Coles’ speaker would certainly be content to linger in the mind of “someone who walked on past / and never turned to look again.” Sure, the speaker’s wish is narcissistic in that “I-am-thought-of-therefore-I-am” sort of way. But the thought that one could be housed and nourished in someone else’s thoughts is, as the speaker suggests, an attractive one. It’s “a thought I’ll keep,” a thought worth keeping. (Funnily enough, Coles himself, though very much alive, is a specimen of poet’s poet who seems to live mostly in the minds of a too-meager few; he avoided a recent launch of a new selection of his poems, although he did send a gracious note to be read at the event.)
But there’s another place we can live, the poem proposes, and that’s a painting, a work of art. It’s a romantic, silly, impossible notion but a not entirely original one. The songwriter Paul Buchanan, for instance, once wished he could inhabit the first 16 bars of Marvin Gaye’s “Inner City Blues.” Buchanan is on to something - have you heard those 16 bars? - and so is Coles’ speaker. It would be nice to have a “patch of stony ground,” to have a friend to murmur "small comments" to, though one senses the speaker, unlike the moon-gazers, could never be contented with such modest turf - at least til now, anyway, the time of the poem, the dwindling present. "[H]ow willingly would I have spent my life / as they have," are the words of someone at the end of a slightly squandered life, a life that was too nomadic.
I myself am no nomad, and could settle in any number of works of art: amidst the Viennese rubble of the film The Third Man; in the leafier stretches of Astral Weeks; in the whole of Louis Armstrong’s “West End Blues"; in the brief, beautiful crescendo that opens up, like some clearing, at the end of I think it’s Tom Verlaine’s long solo in the Television song “Marquee Moon”; in certain poems of Elizabeth Bishop, especially "Questions of Travel." Maybe in a poem or two by Coles. For his part, Coles’ speaker tells us in a blunt voice, unafraid of exclamation points, where he would like to live even if it is a place that doesn't exist or a place that couldn't content him if it did. Question is, which works of art would you like to inhabit?
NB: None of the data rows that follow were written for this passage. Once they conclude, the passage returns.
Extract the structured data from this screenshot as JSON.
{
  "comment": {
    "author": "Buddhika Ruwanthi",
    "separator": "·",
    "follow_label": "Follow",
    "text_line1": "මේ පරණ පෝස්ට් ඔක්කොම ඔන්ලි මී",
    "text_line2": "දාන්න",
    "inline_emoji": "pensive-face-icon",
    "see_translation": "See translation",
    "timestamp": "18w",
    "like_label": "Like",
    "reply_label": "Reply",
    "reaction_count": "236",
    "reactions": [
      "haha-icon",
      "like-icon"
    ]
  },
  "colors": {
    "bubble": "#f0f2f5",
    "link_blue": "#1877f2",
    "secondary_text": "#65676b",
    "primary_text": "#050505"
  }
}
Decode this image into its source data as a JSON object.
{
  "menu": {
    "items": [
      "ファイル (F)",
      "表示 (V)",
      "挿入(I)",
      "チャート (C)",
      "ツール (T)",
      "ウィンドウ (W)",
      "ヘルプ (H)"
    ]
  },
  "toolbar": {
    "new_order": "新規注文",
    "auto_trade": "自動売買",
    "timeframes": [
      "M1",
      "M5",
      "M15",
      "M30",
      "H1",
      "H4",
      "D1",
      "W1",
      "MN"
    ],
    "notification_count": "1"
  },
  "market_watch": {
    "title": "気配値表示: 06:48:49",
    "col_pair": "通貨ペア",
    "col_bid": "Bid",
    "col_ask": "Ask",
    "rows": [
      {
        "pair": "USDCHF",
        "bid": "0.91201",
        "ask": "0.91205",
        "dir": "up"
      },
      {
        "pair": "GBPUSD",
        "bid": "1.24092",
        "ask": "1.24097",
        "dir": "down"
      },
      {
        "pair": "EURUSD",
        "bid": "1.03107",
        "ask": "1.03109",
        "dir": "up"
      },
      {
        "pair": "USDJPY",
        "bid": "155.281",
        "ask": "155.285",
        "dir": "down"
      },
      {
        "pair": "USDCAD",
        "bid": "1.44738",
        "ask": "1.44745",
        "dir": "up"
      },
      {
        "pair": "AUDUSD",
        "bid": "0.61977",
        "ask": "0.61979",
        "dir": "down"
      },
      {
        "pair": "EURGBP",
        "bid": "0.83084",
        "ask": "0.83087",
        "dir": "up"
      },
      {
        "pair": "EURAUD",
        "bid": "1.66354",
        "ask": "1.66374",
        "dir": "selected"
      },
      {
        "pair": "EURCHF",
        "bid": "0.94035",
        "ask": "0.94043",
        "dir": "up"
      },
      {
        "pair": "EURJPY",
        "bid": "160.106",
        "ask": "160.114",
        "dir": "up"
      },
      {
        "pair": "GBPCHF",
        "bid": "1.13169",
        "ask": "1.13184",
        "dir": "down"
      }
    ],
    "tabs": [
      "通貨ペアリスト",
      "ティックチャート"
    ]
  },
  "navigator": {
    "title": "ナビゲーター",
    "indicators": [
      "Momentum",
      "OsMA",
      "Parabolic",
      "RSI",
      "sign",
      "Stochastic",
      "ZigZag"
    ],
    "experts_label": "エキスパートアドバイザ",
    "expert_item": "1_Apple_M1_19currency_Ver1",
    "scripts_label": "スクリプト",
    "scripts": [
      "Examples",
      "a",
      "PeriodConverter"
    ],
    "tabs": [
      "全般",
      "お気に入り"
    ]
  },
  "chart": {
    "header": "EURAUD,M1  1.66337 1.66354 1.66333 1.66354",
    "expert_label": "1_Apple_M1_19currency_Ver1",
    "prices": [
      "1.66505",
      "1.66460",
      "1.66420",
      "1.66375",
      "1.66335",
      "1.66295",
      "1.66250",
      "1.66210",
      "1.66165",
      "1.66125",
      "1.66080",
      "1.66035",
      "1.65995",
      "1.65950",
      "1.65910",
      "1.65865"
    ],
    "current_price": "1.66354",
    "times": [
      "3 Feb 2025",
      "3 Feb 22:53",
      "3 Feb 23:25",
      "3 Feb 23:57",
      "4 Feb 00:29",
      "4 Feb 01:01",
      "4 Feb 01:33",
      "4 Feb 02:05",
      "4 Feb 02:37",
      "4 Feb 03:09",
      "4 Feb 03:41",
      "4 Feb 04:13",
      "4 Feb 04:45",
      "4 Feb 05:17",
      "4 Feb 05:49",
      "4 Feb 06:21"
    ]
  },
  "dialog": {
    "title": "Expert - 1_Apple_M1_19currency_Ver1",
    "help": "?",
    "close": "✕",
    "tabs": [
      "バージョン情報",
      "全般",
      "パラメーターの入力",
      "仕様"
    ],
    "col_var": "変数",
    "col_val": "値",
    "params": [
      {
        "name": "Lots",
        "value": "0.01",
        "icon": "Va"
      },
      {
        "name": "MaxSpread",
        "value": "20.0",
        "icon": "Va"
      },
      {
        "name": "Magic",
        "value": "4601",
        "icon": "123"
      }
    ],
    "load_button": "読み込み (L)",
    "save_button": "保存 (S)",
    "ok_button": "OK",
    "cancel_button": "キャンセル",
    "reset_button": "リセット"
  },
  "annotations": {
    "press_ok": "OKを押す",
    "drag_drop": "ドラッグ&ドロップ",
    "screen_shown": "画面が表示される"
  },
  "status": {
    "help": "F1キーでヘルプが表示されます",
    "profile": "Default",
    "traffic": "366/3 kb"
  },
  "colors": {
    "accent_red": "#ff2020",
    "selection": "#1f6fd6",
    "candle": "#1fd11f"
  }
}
"On a Caspar David Friedrich Painting Entitled ‘Two Men Observing the Moon’" was recently reprinted in The Essential Don Coles (The Porcupine's Quill, 2009), selected by Robyn Sarah.
Jason Guriel is a poet and critic whose work has appeared in such influential publications as Poetry, Slate, Reader's Digest, The Walrus, Parnassus, Canadian Notes & Queries, The New Criterion, and PN Review. His poetry has been anthologized in The Best Canadian Poetry in English, and in 2007, he was...